According to the provisions of the Act, properties can be sold out and bought in DA only after permission by the district collector or some officials having been delegated the charge of the district collector. Any violation of the Act invites six month’s imprisonment and a fine of Rs. 1000.
Mumbai-based Yunus Fazlani and his wife Zeenat Fazlani bought two bungalows in Tandalja area after getting clearance from the collectorate office as also from the police commissioner’s office. The Deputy Mamlatdar, Vadodara, in his inquiry report on March 14, 2019, said, “there is no objection in granting permission under Disturbed Areas for the sale of properties to Fazlanis”. Similarly, Vadodara police commissioner on June 1, 2019, also cleared the inquiry and recommended that “transfer of the properties can be done to the Muslim buyers”.

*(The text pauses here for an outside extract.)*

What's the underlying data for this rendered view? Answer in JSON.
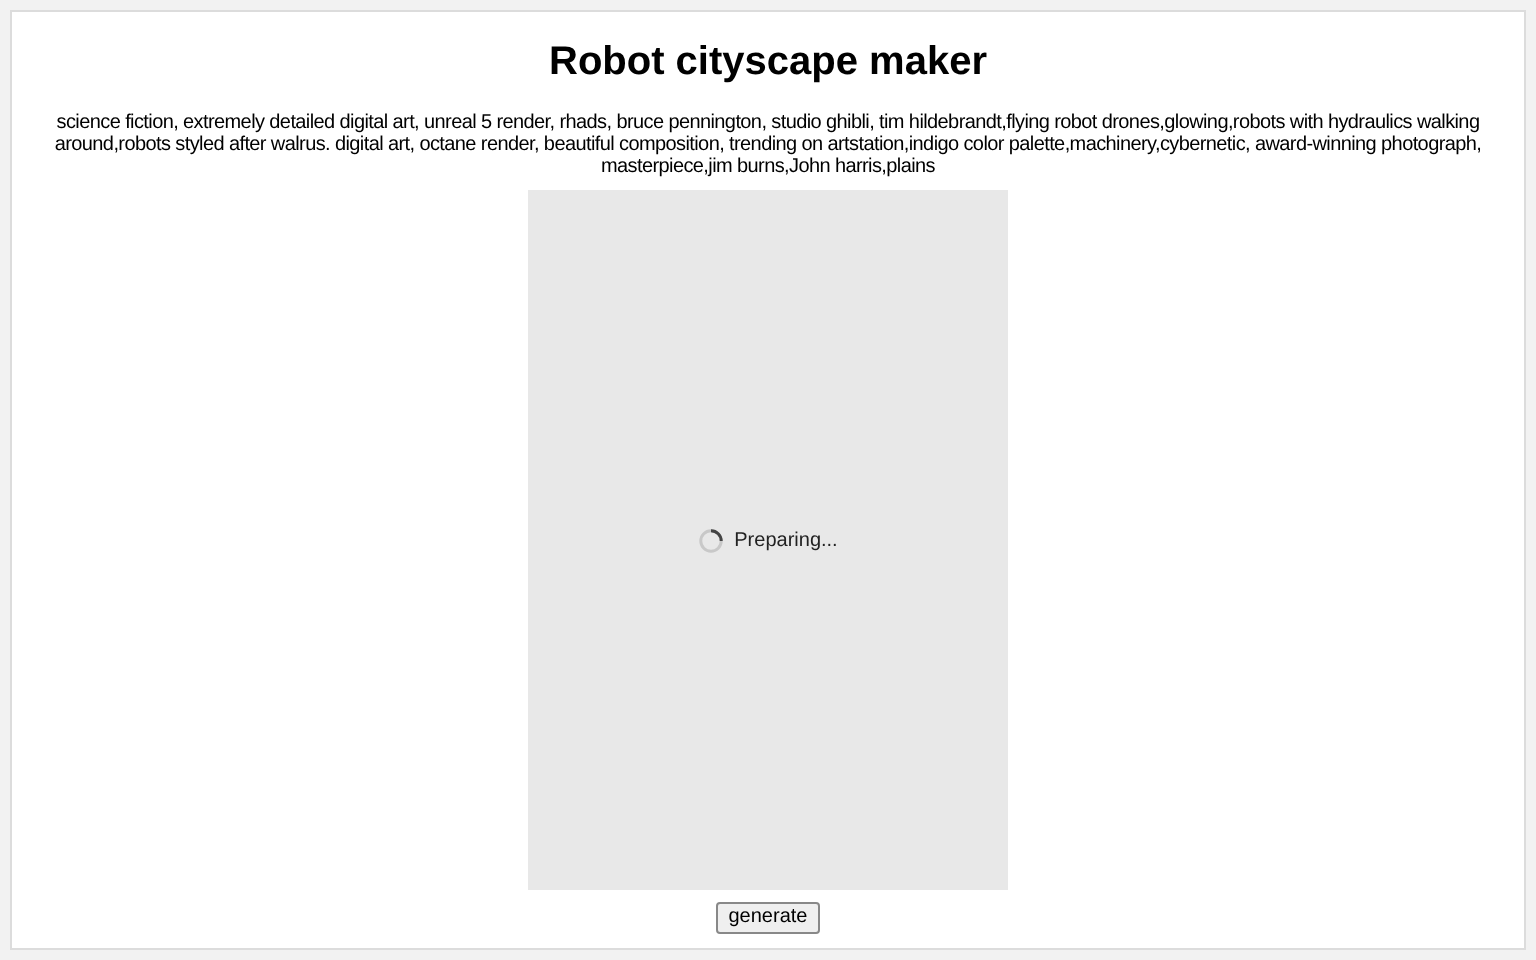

The deputy collector, based on the two inquiries and on the affidavit of the seller that he was getting fair price of his property, granted permission to the owners to sell their properties to the Muslim buyers on June 20, 2019. The sale deed was executed on August 8, 2019.

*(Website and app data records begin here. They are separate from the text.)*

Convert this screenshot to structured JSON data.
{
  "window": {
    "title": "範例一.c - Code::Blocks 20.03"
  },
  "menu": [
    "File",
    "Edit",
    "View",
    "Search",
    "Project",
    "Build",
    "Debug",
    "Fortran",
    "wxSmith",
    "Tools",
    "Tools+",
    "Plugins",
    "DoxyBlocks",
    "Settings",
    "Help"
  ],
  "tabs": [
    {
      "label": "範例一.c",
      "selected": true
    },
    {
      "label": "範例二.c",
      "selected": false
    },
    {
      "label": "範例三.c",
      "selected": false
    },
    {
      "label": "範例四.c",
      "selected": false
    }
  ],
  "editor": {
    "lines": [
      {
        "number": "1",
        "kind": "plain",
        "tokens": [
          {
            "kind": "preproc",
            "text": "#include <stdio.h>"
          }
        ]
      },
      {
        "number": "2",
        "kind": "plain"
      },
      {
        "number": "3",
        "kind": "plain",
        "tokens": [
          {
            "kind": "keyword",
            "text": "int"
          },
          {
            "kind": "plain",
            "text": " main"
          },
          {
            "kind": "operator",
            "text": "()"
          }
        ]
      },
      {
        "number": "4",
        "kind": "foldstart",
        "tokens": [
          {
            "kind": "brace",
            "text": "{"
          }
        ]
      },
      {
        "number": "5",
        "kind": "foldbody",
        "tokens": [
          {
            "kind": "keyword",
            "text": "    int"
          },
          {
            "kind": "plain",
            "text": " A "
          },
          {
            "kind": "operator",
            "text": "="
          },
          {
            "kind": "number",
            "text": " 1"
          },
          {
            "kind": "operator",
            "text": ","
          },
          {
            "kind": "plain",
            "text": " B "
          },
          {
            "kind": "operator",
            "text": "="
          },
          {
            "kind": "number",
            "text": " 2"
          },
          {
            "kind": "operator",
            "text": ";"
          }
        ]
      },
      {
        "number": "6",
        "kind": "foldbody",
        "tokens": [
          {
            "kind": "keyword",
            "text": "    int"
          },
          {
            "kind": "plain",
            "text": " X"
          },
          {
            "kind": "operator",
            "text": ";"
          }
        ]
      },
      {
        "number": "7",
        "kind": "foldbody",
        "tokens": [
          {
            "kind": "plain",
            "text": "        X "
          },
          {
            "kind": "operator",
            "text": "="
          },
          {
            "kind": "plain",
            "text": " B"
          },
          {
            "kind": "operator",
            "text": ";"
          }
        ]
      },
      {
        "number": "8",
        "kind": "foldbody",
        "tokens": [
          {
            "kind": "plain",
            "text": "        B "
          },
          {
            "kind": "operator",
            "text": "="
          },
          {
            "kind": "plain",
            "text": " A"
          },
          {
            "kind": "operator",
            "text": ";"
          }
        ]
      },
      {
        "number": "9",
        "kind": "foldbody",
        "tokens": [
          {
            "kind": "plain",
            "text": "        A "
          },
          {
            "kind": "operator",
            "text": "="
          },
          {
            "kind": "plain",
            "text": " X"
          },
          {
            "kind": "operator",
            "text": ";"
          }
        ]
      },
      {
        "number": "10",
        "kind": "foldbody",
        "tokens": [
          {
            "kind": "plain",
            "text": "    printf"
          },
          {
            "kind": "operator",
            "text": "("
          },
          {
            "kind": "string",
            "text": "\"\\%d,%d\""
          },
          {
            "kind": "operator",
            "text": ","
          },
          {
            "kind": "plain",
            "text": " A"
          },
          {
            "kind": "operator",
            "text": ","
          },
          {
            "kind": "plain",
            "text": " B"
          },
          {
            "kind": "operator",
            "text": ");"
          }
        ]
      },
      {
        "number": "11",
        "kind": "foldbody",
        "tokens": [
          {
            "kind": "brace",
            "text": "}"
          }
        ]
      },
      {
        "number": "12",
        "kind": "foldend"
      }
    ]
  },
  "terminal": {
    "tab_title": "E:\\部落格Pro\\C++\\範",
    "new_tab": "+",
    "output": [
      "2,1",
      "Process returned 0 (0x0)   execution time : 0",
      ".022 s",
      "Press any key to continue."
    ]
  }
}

However, when the Hindu neighbours objected and represented before the district collector, the latter ordered fresh inquiry. Surprisingly, the fresh police inquiry said that “since the buyers happened to be the only Muslims in the said residential society, it can lead to communal violence in future”.
Based on the fresh police inquiry, the district collector and the two Hindu neighbours- Dr. Harshil Shah and Harsh Rana- represented before the Principal Secretary (Revenue) and the latter on September 9, 2019, suspended registration of the sale deed and directed to “maintain status quo in all government records.”
In case of Varsha Flats in Paldi, the building had become dilapidated and it was reconstructed by R N Builders after the owners of all flats entered into a contract with the builders. Initially, it was a 24-flat building. But the builder added 32 more flats, giving 24 flats to the previous owners without cost and sold out 32 others to recover his cost of construction and profit. Out of 32, he sold out 13 flats to Muslims after taking permission under Disturbed Areas Act.
But after complaints from Apurva Shastri and Jigar Upadhyaya of the Hindu Jagran Manch, the sale deeds in this case were also suspended.
Both the orders were challenged in the Gujarat High Court by the buyers. The HC on Monday ordered stay against the state government’s orders in both the cases.